Search the entries below for "الطبيخ". Report each line where it occurs.
─── Material provided ───
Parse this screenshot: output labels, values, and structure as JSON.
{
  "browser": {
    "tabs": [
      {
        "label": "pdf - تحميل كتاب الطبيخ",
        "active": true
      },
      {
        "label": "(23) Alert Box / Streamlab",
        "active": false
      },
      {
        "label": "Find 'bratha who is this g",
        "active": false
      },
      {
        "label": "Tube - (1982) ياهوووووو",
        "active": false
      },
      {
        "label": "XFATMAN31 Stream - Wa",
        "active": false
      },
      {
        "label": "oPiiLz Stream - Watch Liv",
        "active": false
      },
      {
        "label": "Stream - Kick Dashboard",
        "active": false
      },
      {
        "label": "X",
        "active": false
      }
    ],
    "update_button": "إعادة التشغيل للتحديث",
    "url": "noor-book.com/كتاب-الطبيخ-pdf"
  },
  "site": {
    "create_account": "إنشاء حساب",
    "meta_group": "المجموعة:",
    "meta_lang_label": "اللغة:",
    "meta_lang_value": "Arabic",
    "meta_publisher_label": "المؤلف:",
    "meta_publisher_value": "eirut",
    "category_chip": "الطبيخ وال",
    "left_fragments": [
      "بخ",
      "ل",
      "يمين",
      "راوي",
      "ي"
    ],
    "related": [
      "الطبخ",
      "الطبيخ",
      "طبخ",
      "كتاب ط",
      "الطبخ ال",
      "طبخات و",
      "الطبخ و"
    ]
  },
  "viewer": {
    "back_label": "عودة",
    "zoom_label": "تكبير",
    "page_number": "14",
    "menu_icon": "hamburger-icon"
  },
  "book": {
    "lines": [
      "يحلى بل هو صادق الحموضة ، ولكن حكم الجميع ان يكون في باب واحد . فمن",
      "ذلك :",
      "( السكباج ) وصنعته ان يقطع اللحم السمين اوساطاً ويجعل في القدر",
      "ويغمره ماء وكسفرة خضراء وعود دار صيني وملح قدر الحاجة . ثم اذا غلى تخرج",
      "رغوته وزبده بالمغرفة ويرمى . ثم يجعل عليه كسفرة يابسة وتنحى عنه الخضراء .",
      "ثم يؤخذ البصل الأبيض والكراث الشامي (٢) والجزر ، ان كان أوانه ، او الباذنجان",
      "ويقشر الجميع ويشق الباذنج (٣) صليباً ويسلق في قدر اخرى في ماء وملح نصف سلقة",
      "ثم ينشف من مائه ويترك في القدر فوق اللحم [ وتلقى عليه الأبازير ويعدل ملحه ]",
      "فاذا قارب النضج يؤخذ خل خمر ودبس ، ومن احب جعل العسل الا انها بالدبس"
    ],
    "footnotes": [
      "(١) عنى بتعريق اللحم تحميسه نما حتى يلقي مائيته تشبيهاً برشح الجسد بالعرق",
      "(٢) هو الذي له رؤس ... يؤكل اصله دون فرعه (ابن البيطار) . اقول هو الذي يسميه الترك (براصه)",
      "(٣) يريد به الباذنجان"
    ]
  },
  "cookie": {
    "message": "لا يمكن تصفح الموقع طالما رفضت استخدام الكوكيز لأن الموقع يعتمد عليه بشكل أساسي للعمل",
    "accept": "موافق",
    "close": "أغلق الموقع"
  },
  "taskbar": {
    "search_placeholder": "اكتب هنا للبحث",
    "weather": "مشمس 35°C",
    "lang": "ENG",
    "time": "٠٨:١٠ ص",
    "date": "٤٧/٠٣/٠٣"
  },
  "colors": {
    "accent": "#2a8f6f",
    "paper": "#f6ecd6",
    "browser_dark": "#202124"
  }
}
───
Solved exercise:
        "label": "pdf - تحميل كتاب الطبيخ",
    "url": "noor-book.com/كتاب-الطبيخ-pdf"
    "category_chip": "الطبيخ وال",
      "الطبيخ",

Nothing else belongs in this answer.